Jupiter at Opposition

On March 8th, Jupiter is at Opposition. And the weather forecast promised a clear night. So I offered another "public viewing" of the night sky in my observatory.

At first, my guest were quite discouraged as the sky was covered with clouds. So I used the time and we looked at the newly arranged charts of the sky and the moon on the walls of my observatory and I explained the equipment we will be using and what it is all about. We slewed the telescope to Jupiter and after a while it became visible between the clouds.

We were using the LX200 as it has the largest focal length of my telescopes and we started with low magnification and later increasing (Eyepieces from 40mm, to 14mm over to 6.7mm and later with 2x Barlow lens, giving a magnification from 63.5x to 758x). Views were impressive up to 379x but for 758x, the atmosphere was too shaky, and perhaps my barlow not high a quality enough.

When I tried to capture some frames using a webcam, the sky already was too cloudy to take some pictures of Jupiter.

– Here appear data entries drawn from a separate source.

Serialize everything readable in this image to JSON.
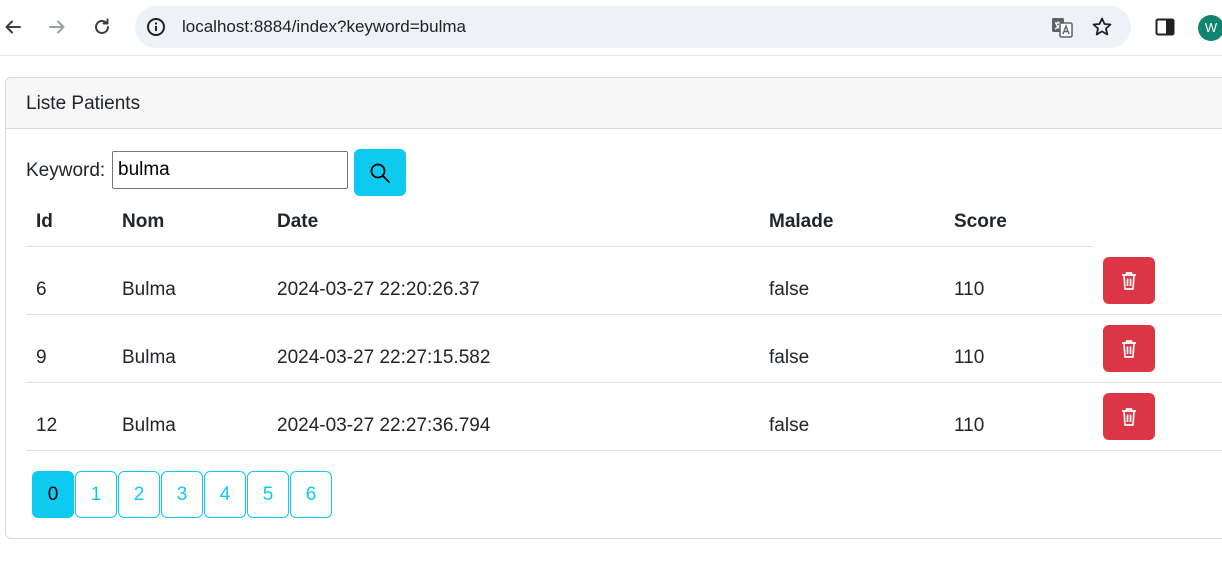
{
  "browser": {
    "url": "localhost:8884/index?keyword=bulma",
    "profile_initial": "W"
  },
  "card": {
    "title": "Liste Patients"
  },
  "search": {
    "label": "Keyword:",
    "value": "bulma"
  },
  "table": {
    "headers": [
      "Id",
      "Nom",
      "Date",
      "Malade",
      "Score"
    ],
    "rows": [
      {
        "id": "6",
        "nom": "Bulma",
        "date": "2024-03-27 22:20:26.37",
        "malade": "false",
        "score": "110"
      },
      {
        "id": "9",
        "nom": "Bulma",
        "date": "2024-03-27 22:27:15.582",
        "malade": "false",
        "score": "110"
      },
      {
        "id": "12",
        "nom": "Bulma",
        "date": "2024-03-27 22:27:36.794",
        "malade": "false",
        "score": "110"
      }
    ]
  },
  "pagination": {
    "pages": [
      "0",
      "1",
      "2",
      "3",
      "4",
      "5",
      "6"
    ],
    "current": "0"
  },
  "colors": {
    "info": "#0dcaf0",
    "danger": "#dc3545"
  }
}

So we changed subjects and looked at the skychart for tonight and decided to take a view to the other direction for some visual deep sky. As we had new moon, the sky was really dark and we took a look at M42, the Great Orion nebula. It was very faint, even in the 10" SCT without filter, with an UHC filter views were much better. But other deep sky objects remained invisible, 10" opening are just not enough for visual deep sky observation in the city.

After we finished the tour, I closed the observatory as the sky was cloudy anyway...

But later that night, the clouds faded away so I decided to take this opportunity to capture some lights. After focusing my Refractor with the DSLR attached, I started capturing lights from the Leo Triplett, M65, M66 and NGC3628 which perfectly fit into the field of view of the Telescope-Camera combination. I programmed the system to take pictures until dawn and then close the observatory automatically and went to bed.

The next morning, I could check the pictures: The system worked perfectly fine, but the sky didn't hold up to that. Even though I had lights for more than six hours, only 3hrs and 45mins of lights were actually usable for processing, because of clouds.

But still, after months of clouded skies, I was happy to be able to take some pictures at all - and do some Astronomy Outreach in my Observatory!

This is the picture I was able to process:

The following night, sky was clear again so I was able to add some more hours of lights. This is the picture with 9 hours and 10 minutes of exposure time: